The yellow line is GPS altitude. During the windward turns the altitude is nearly constant and in the leeward turns there is a gain and loss of height due to the turn being flown as a wing-over. If the bird is skimming the surface to take advantage of ground effect, altitude should vary somewhat due to passing waves and depending on the sea-state.
Results with an assumed wind-gradient
The airspeed and heading data in Figure 26 are calculated using a uniform wind. However if there is a wind-gradient effect, it will be included in the GPS ground velocity data. To see a wind-gradient effect on the airspeed calculation, an allowance has to be made and we are back to theory again. What is the structure of the wind-gradient? Instead of a assuming a uniform wind, the wind can be modified to be uniform at an altitude of 10m and reduced at lower altitudes proportional to the logarithm of the altitude. The effect on the calculated data is seen below in Figure 27:
The GPS data is the same as before.

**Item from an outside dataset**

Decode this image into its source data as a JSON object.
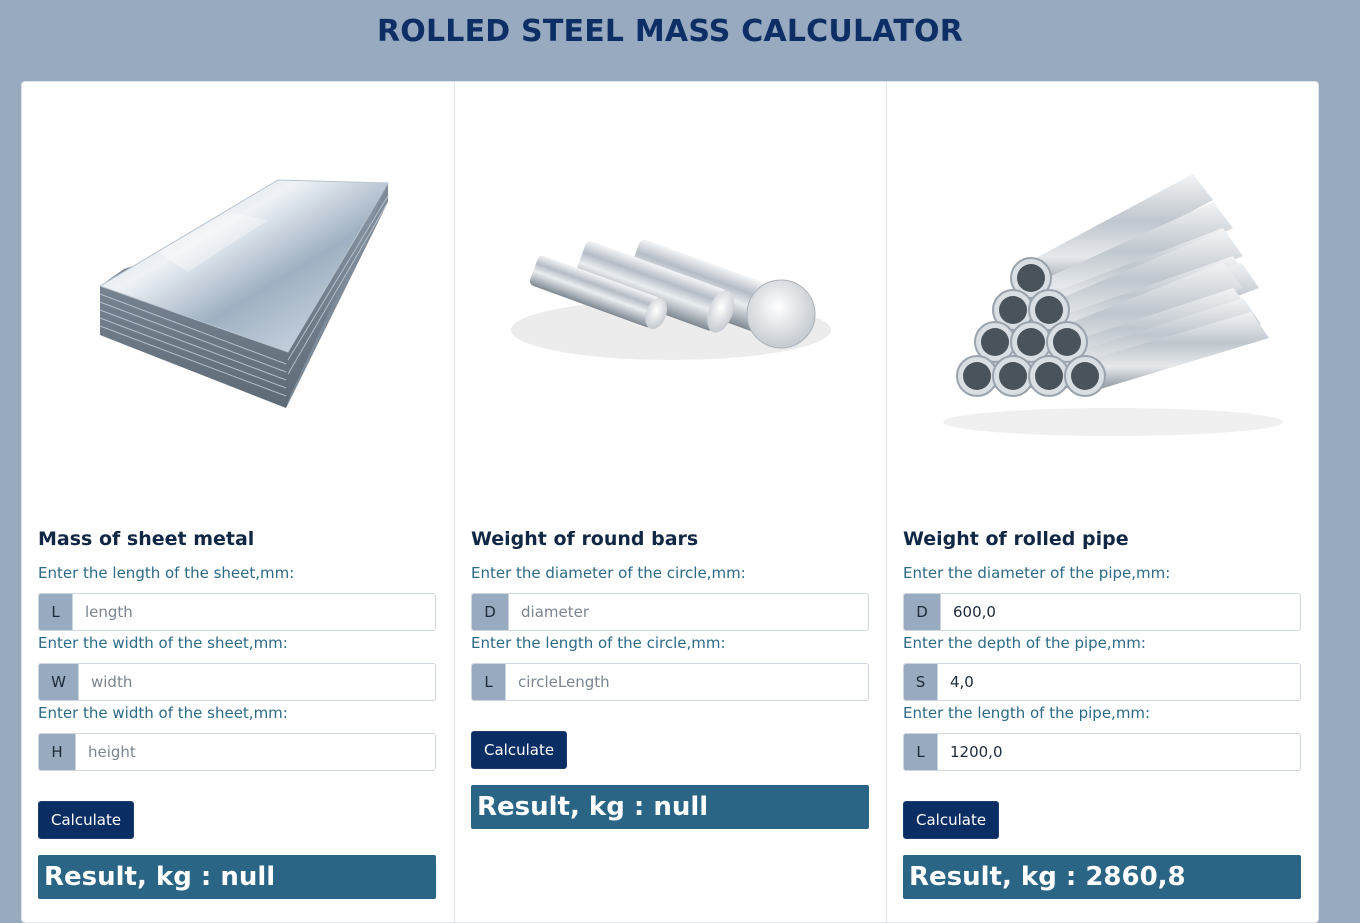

The top blue line is the calculated heading. The difference between the heading and track lines is the drift and this is variable due to the wind-gradient, reducing at low altitude due to the lesser wind.

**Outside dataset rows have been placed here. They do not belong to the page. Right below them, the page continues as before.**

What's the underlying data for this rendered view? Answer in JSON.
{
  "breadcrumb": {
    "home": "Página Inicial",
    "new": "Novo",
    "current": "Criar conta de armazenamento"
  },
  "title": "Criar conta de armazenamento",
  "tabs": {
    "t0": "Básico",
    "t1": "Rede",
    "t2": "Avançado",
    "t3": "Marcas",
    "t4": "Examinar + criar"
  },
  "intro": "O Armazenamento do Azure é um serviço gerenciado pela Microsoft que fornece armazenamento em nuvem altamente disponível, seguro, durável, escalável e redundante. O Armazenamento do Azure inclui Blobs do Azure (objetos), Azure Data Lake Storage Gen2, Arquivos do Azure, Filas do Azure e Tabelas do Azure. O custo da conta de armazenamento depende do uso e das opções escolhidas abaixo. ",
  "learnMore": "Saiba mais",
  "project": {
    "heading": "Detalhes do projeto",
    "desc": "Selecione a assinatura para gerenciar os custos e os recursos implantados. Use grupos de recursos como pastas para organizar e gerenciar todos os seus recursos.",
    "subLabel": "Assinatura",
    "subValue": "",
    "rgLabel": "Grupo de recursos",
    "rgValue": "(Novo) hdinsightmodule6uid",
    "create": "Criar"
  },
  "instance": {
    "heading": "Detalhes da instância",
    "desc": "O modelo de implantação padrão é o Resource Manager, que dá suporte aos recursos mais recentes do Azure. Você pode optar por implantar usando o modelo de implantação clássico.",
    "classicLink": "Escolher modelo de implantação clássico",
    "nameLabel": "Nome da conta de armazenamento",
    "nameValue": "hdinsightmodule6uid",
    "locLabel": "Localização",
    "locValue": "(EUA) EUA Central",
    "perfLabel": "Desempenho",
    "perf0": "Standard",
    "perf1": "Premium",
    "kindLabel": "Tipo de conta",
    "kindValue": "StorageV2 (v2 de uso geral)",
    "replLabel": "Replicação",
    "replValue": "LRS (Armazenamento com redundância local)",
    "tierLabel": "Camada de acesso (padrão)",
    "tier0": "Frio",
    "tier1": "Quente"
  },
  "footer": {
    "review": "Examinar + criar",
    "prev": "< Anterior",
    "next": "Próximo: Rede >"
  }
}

The green airspeed line is slightly flatter compared to the airspeed with a uniform wind in Figure 26. This suggests that the effect of the wind-gradient is to reduce airspeed variability and reduce drag losses in the leeward turn. Aerodynamic drag follows a square law and the greater the variation of airspeed about a mean value the greater the total drag losses.

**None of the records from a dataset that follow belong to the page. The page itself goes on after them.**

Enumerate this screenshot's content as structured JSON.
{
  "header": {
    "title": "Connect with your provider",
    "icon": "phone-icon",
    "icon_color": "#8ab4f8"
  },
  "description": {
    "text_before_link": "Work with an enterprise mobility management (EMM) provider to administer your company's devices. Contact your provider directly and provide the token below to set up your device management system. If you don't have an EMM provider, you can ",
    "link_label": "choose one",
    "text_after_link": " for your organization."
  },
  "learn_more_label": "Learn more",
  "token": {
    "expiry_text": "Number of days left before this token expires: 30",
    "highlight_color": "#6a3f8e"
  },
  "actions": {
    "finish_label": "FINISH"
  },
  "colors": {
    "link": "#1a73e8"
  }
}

Can we conclude anything from this? There is no proof of anything here because the wind-velocity is an informed guess. Nevertheless it demonstrates that on the balance of probabilities, the wind gradient theory of dynamic soaring is unlikely to be the whole answer. Contrary to the Rayleigh Cycle, there is no significant gain of airspeed in the climb and descent and no significant loss of airspeed in the windward turn. In any event, the effect of the wind-gradient is quite small because the bird never gets near to an into-wind or downwind heading and the effect of the wind gradient is diminished by the angle off the wind. Also the effect is negligible above a height of three meters .
On the other hand the data is entirely consistent with the Windward Turn Theory which can explain why the windward turn is flat and the leeward turn is a wing-over; how the bird gains momentum in the leeward turn and loses momentum in the windward turn and how the bird can maintain height and gain or maintain airspeed in the windward turn.
These data comprises relatively short windward turns compared to film of albatrosses in moderate winds. Therefore I conclude that the wind here is stronger than normal and the albatrosses probably fly faster than normal rather than accept extremely large drift angles.